-- Items from a data source --
____
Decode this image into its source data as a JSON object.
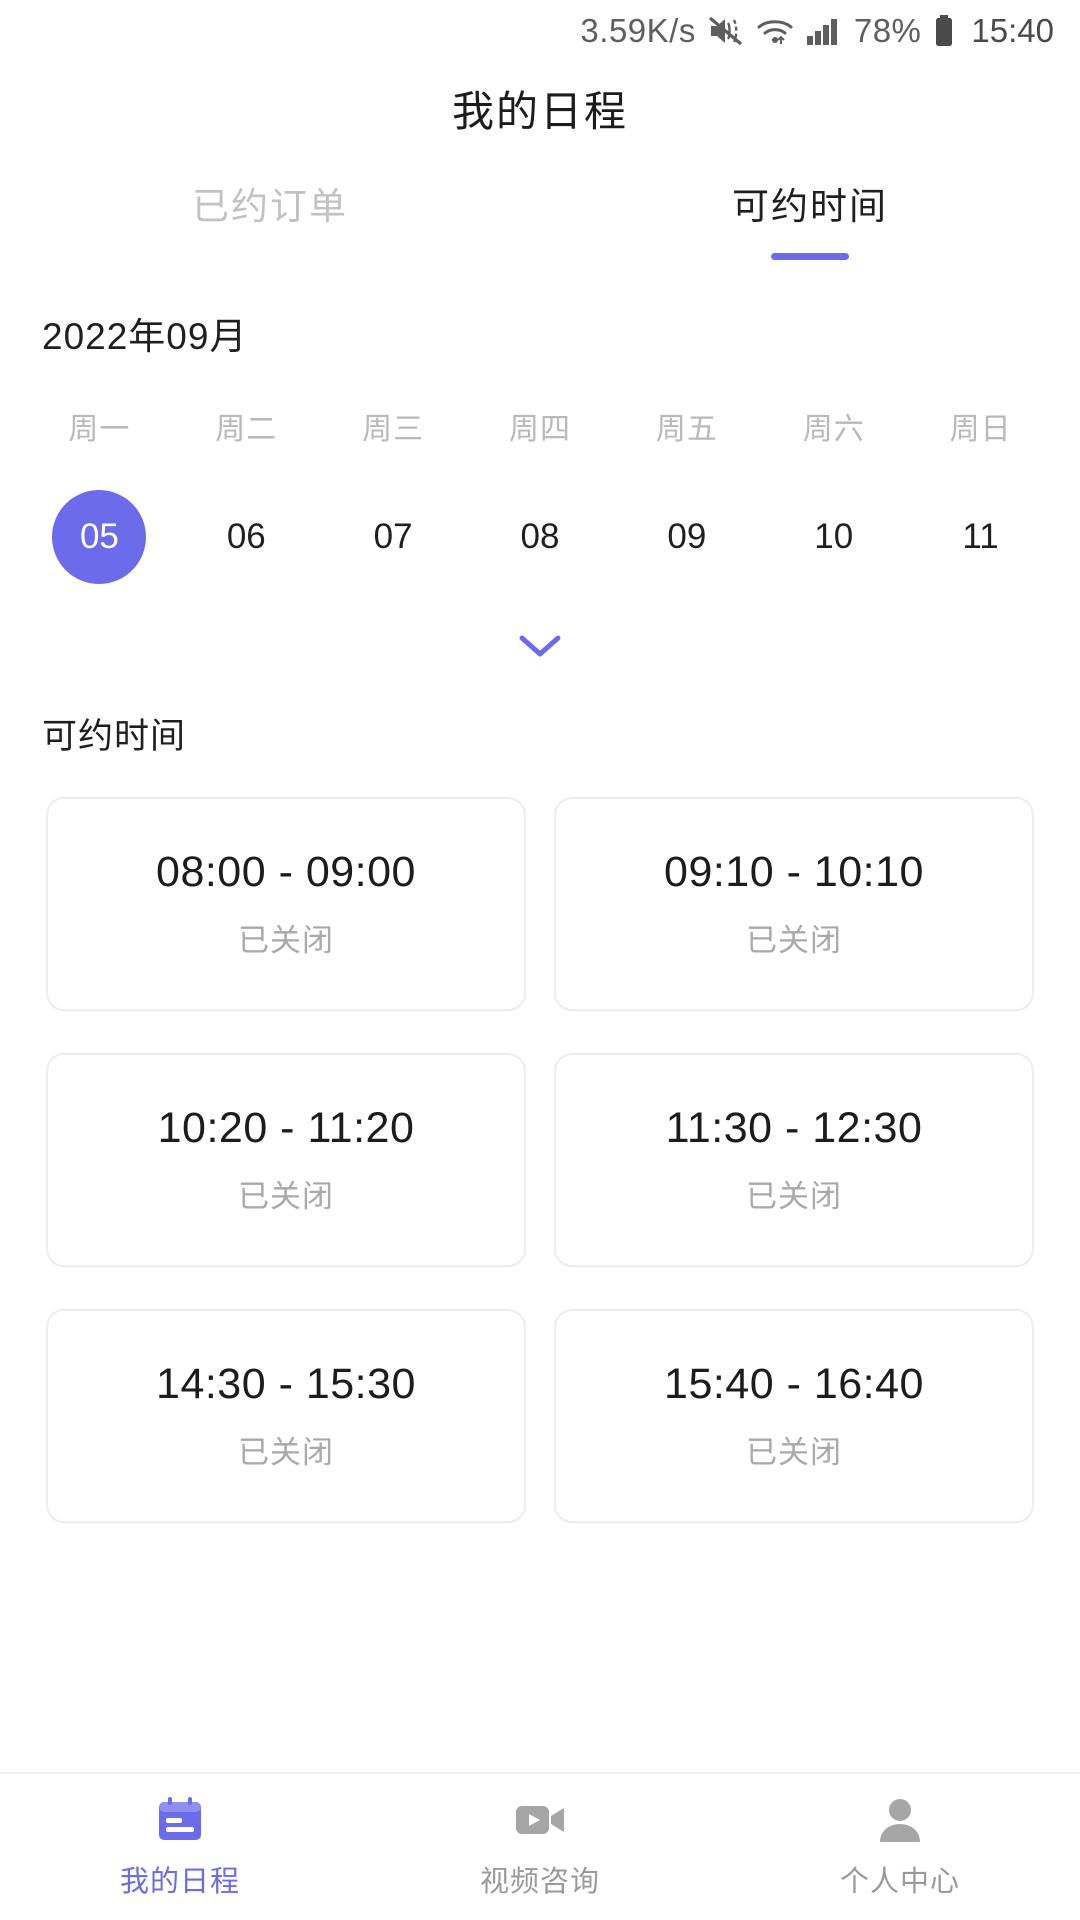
{
  "status_bar": {
    "network_speed": "3.59K/s",
    "mute_icon": "mute-icon",
    "wifi_icon": "wifi-icon",
    "signal_icon": "signal-bars-icon",
    "battery_percent": "78%",
    "battery_icon": "battery-icon",
    "time": "15:40"
  },
  "header": {
    "title": "我的日程"
  },
  "tabs": [
    {
      "label": "已约订单",
      "active": false
    },
    {
      "label": "可约时间",
      "active": true
    }
  ],
  "calendar": {
    "month_label": "2022年09月",
    "weekdays": [
      "周一",
      "周二",
      "周三",
      "周四",
      "周五",
      "周六",
      "周日"
    ],
    "days": [
      {
        "num": "05",
        "selected": true
      },
      {
        "num": "06",
        "selected": false
      },
      {
        "num": "07",
        "selected": false
      },
      {
        "num": "08",
        "selected": false
      },
      {
        "num": "09",
        "selected": false
      },
      {
        "num": "10",
        "selected": false
      },
      {
        "num": "11",
        "selected": false
      }
    ],
    "expand_icon": "chevron-down-icon"
  },
  "section": {
    "title": "可约时间"
  },
  "slots": [
    {
      "time": "08:00 - 09:00",
      "status": "已关闭"
    },
    {
      "time": "09:10 - 10:10",
      "status": "已关闭"
    },
    {
      "time": "10:20 - 11:20",
      "status": "已关闭"
    },
    {
      "time": "11:30 - 12:30",
      "status": "已关闭"
    },
    {
      "time": "14:30 - 15:30",
      "status": "已关闭"
    },
    {
      "time": "15:40 - 16:40",
      "status": "已关闭"
    }
  ],
  "bottom_nav": [
    {
      "label": "我的日程",
      "icon": "calendar-icon",
      "active": true
    },
    {
      "label": "视频咨询",
      "icon": "video-camera-icon",
      "active": false
    },
    {
      "label": "个人中心",
      "icon": "person-icon",
      "active": false
    }
  ],
  "colors": {
    "accent": "#6b6beb",
    "text_primary": "#1c1c1c",
    "text_muted": "#a9a9a9",
    "border": "#ededed"
  }
}
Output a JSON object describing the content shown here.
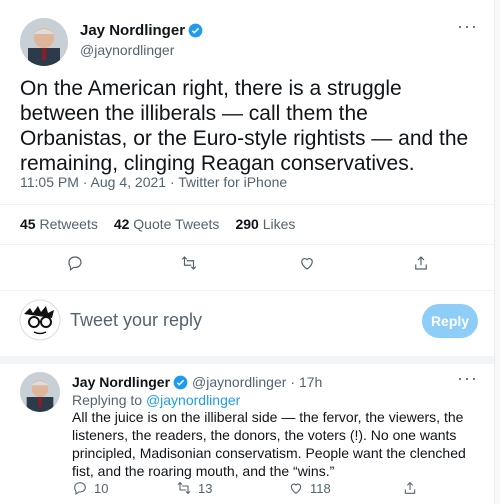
{
  "tweet": {
    "author_name": "Jay Nordlinger",
    "author_handle": "@jaynordlinger",
    "text": "On the American right, there is a struggle between the illiberals — call them the Orbanistas, or the Euro-style rightists — and the remaining, clinging Reagan conservatives.",
    "timestamp": "11:05 PM · Aug 4, 2021 · Twitter for iPhone",
    "stats": {
      "retweets_count": "45",
      "retweets_label": "Retweets",
      "quote_count": "42",
      "quote_label": "Quote Tweets",
      "likes_count": "290",
      "likes_label": "Likes"
    },
    "more": "···"
  },
  "composer": {
    "placeholder": "Tweet your reply",
    "button": "Reply"
  },
  "reply": {
    "author_name": "Jay Nordlinger",
    "author_handle": "@jaynordlinger",
    "time": "· 17h",
    "replying_prefix": "Replying to",
    "replying_handle": "@jaynordlinger",
    "text": "All the juice is on the illiberal side — the fervor, the viewers, the listeners, the readers, the donors, the voters (!). No one wants principled, Madisonian conservatism. People want the clenched fist, and the roaring mouth, and the “wins.”",
    "replies": "10",
    "retweets": "13",
    "likes": "118",
    "more": "···"
  },
  "colors": {
    "accent": "#1d9bf0",
    "reply_button_disabled": "#8ecdf7",
    "muted_text": "#536471"
  }
}
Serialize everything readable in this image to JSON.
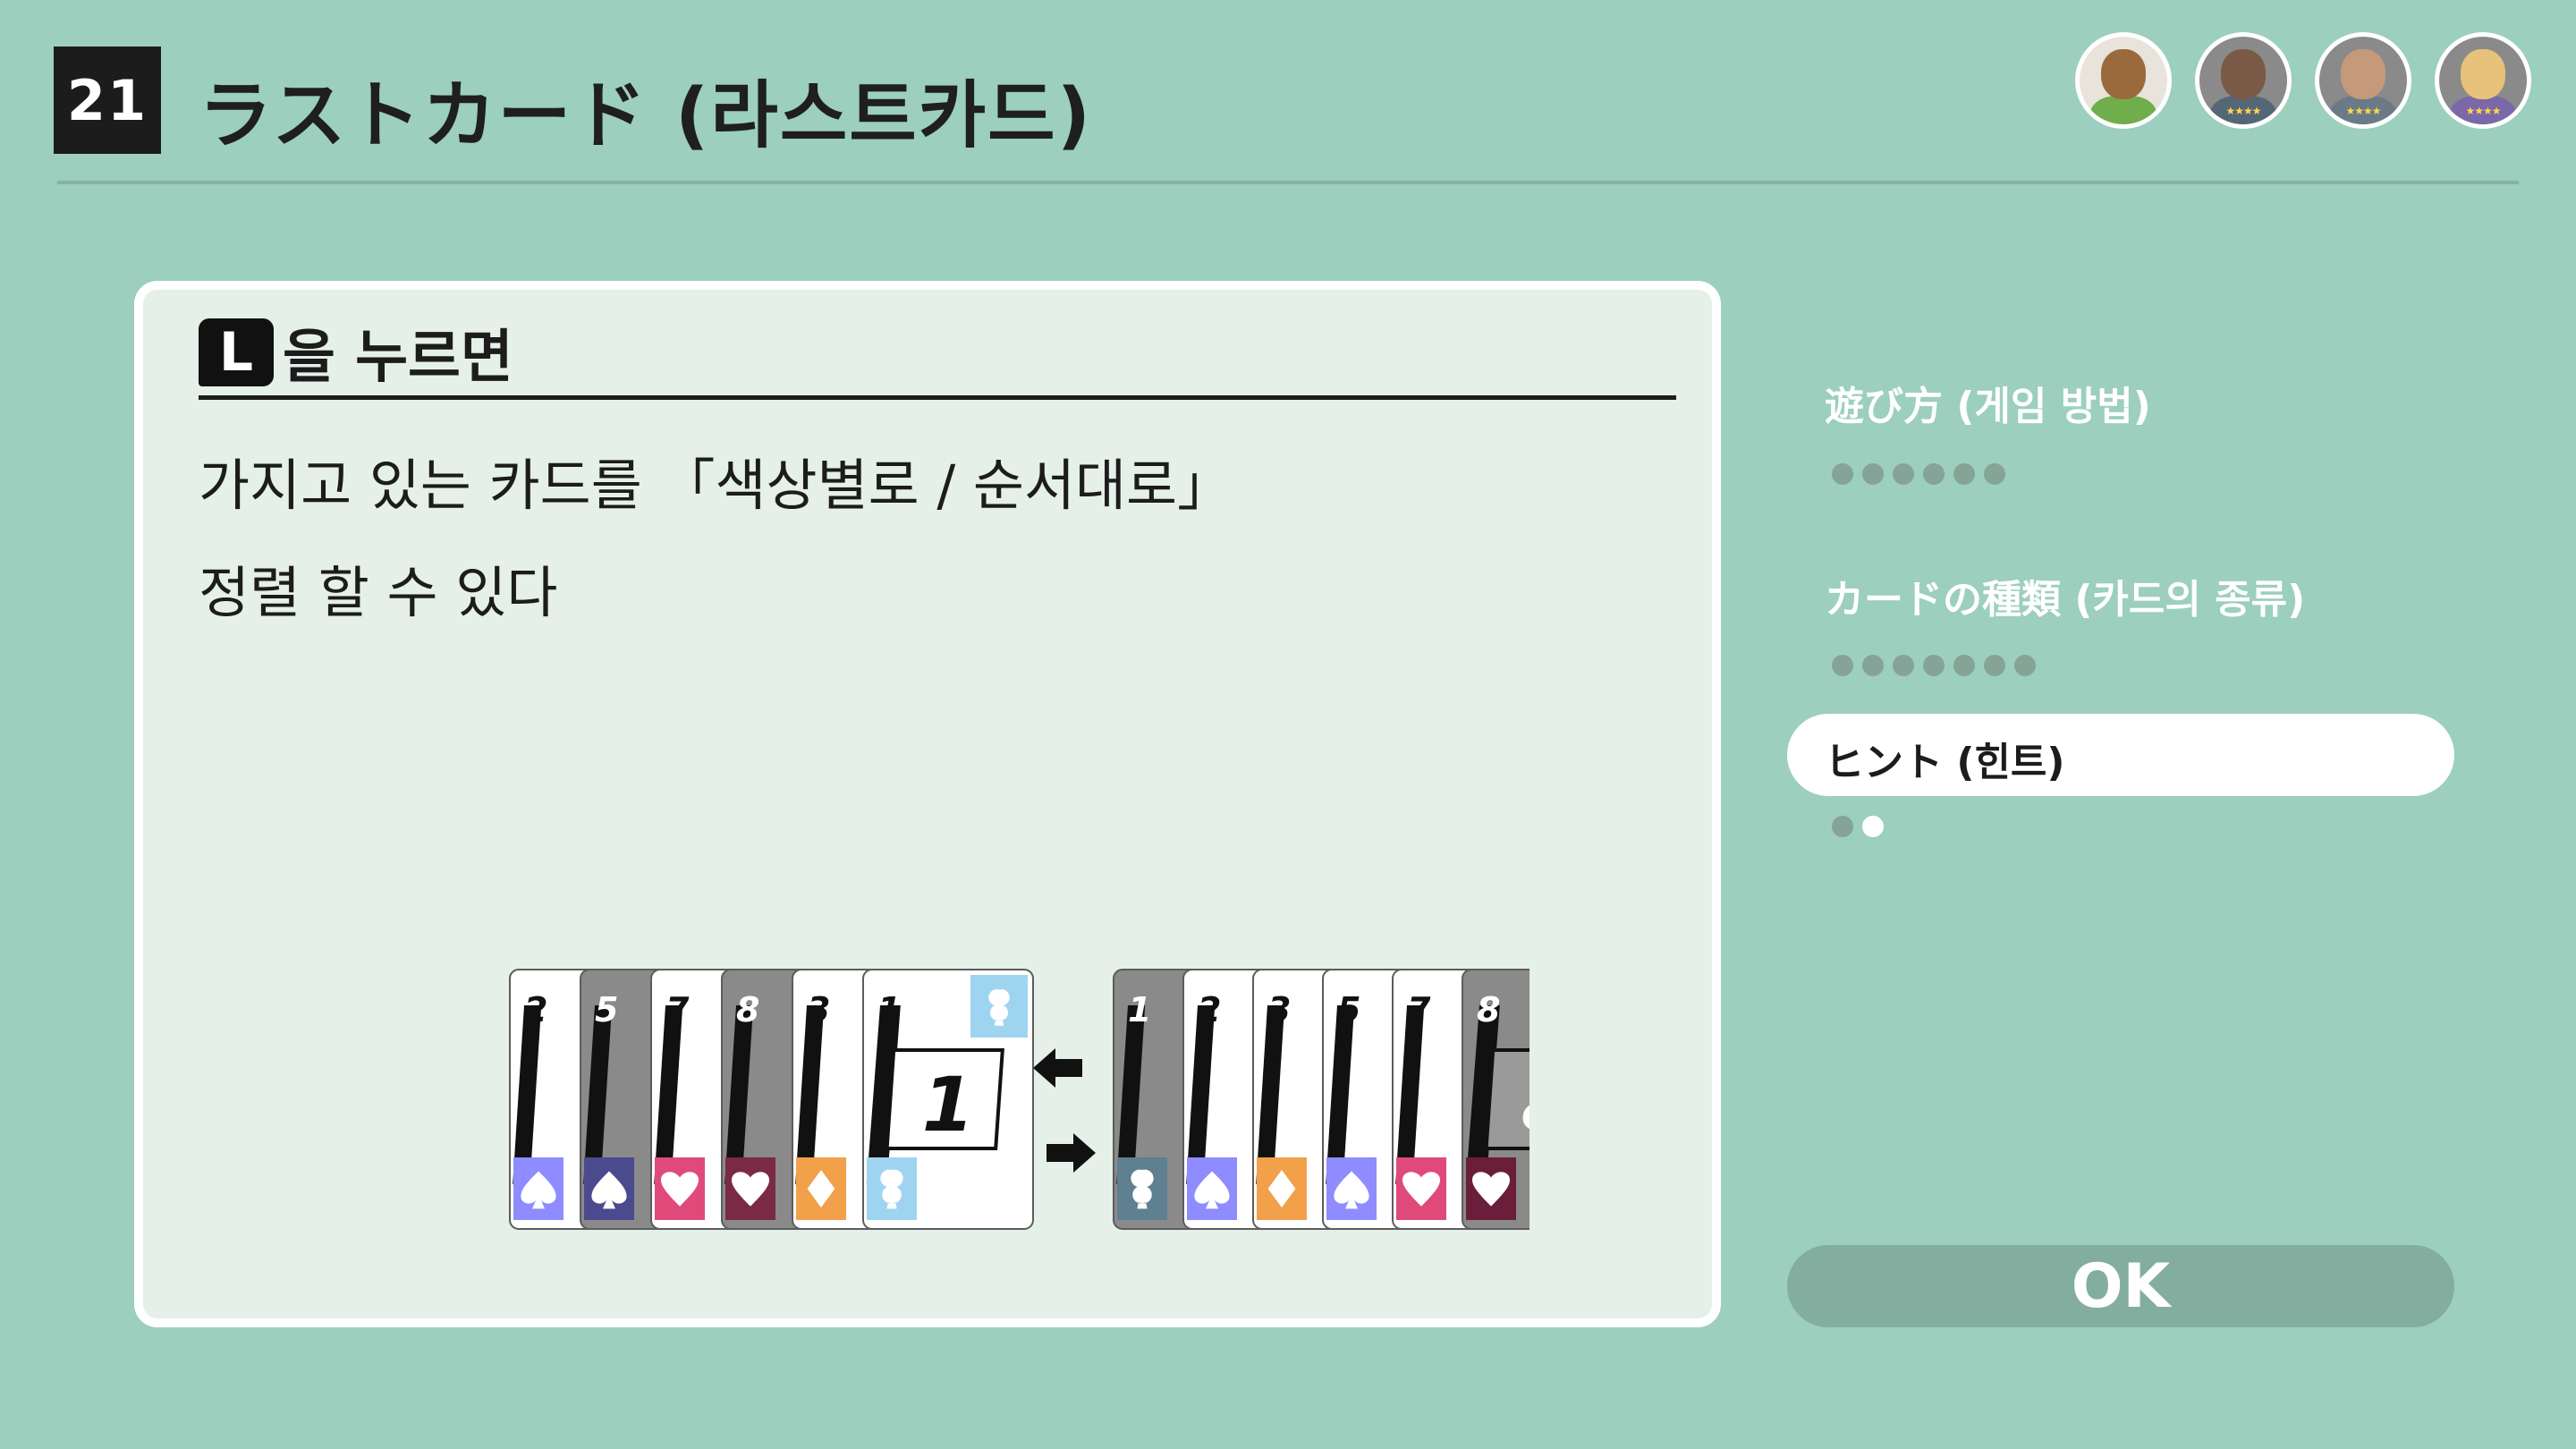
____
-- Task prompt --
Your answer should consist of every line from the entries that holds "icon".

-- Task response --
    "mute_icon": "mute-icon",
    "wifi_icon": "wifi-icon",
    "signal_icon": "signal-bars-icon",
    "battery_icon": "battery-icon",
    "expand_icon": "chevron-down-icon"
      "icon": "calendar-icon",
      "icon": "video-camera-icon",
      "icon": "person-icon",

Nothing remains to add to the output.